So, the phenomenon is: One negative reaction is stronger than 100 positive ones. Crazy, I know. And, just to mention is as well: there’s always a bit of truth in the negative ones, maybe that’s why they hurt so much.
Torture the Artist: What inspired you to remix ‘Shining Like Haloes’ and how did the remix come about?
Stimming: I heard the original which is very well crafted and immediatley fell in love with the mystic athmosphere.
Torture the Artist: What artist would you like to remix a track of yours, and why?
Stimming: I’m a huge fan of Amon Tobin so he would be my favourite artist for that but I’m afraid this will never happen. At least with the music I’m doing right now.
Torture the Artist: Which development or trend within the electronic music are you very down on as it affects you as an artist and your work?
Stimming: I follow technical improvements very closely: audio over IP, MPE, touch interfaces to name the most important/interesting topics – they usually cause trouble but from time to time there’s something unheard happening.
As I want to do this for the rest of my life, it’s important to be very true to my inner attitude which likes art more than commerce.
Torture the Artist: Is it possible to be truly creative while pursuing commercial ambitions?
Stimming: Oh well, this matter can be discussed (and every artist needs to) for hours and hours. I personally found quite a good way of positioning me somewhere on the creative-side without being too far away from the middle. As I want to do this for the rest of my life, its important to be very true to my inner attitude which likes art more than commerce.

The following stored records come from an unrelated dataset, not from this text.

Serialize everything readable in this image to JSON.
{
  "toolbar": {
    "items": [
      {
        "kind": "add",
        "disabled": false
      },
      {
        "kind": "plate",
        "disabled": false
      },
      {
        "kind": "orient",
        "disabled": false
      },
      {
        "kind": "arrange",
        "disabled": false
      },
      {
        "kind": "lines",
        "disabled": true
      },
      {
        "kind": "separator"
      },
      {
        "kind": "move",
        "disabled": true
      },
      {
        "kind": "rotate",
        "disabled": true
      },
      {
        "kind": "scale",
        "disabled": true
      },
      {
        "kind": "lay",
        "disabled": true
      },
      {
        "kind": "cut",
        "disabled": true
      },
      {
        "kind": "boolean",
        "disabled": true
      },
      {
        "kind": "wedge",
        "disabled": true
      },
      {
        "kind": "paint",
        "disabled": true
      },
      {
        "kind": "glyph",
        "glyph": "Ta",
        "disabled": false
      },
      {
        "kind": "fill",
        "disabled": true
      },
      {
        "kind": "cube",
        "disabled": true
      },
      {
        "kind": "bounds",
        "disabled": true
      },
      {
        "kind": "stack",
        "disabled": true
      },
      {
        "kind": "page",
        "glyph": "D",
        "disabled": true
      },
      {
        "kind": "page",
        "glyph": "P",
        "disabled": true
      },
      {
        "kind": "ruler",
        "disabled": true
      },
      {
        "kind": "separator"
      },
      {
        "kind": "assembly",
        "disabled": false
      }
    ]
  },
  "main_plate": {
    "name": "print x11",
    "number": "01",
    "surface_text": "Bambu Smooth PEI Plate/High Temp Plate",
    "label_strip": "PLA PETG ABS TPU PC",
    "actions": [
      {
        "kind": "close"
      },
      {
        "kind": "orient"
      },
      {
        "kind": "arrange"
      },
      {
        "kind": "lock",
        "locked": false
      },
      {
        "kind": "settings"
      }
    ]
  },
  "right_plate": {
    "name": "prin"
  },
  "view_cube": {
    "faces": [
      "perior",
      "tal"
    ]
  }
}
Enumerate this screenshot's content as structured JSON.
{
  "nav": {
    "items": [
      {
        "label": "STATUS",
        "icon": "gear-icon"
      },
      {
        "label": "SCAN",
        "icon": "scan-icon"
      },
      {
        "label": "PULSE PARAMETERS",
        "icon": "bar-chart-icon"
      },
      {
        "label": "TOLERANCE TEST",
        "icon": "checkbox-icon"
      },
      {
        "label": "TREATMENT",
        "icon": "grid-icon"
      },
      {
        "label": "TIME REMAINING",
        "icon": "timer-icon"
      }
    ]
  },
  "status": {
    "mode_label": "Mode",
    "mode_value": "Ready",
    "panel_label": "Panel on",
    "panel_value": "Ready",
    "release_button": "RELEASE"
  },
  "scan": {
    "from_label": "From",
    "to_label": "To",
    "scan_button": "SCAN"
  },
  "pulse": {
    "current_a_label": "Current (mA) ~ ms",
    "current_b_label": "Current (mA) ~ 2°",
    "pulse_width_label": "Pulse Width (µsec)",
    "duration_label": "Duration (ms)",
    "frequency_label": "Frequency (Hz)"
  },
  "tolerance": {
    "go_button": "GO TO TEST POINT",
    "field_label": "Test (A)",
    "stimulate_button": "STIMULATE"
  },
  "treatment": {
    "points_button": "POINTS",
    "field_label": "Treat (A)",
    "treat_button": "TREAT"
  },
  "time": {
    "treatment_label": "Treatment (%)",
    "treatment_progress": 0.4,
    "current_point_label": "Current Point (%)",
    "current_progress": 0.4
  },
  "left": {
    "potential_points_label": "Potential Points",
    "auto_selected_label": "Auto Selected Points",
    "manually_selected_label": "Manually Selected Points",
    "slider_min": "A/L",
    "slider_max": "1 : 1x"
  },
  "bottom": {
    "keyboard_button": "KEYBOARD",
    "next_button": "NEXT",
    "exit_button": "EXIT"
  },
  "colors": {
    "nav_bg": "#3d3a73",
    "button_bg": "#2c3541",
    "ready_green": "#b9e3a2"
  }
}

Torture the Artist: Altogether you have released five albums since 2009 with your latest album ‘Exodus’ being a cooperation with pianist Lambert. Was this cooperation a first impression what people shall expect from you musically in the future, e.g. more cross-over approaches?
Stimming: There’s definitely a plan to morph my music out of the strict dance genre one day, yes.
Maybe it’s the body that helps the dancer to forget the physical situation.
Torture the Artist: Is your music a reprocessing of everyday occurrences and experiences in your life or rather a way to shut yourself from the outer world?
Stimming: It’s both. While making it I search for a momentum that moves heavily, both my body and soul. Maybe it’s the body that helps the dancer to forget the physical situation but the soul reproduces feelings already felt. But I don’t know. <smiles>
Torture the Artist: Which one of the musical experiences you have gained by working with different artists or musicians over the past years has come closest to stretching you to the limit and how did you overcome it?
Stimming: I was doing a couple of shows on 4D sound with different artists and there was always a strong feeling of being in an area where nobody was before (which is in fact very true). Having a tool that works totally different than anything else before but still finding a way to make music on it was very challenging.
Torture the Artist: Which artistic frontiers would you like to cross with your music?
Stimming: Hm, maybe I just wanna help pushing the boundaries and stretch the limits for the dance formula.
Torture the Artist: What’s an artist you would love to collaborate with, and why?
Stimming: Working with Erykah Badu would be the greatest thing for me, as her voice and appearance is absolutely overwhelming for me.
Torture the Artist: If you could be an artist in any time period in history, when would it be, and why?
Stimming: I’m very happy with the times right now, maybe plus twenty years as I would love to have a touchscreen with a physical feedback that satisfies the finger tips.
Inteview by Holger Breuer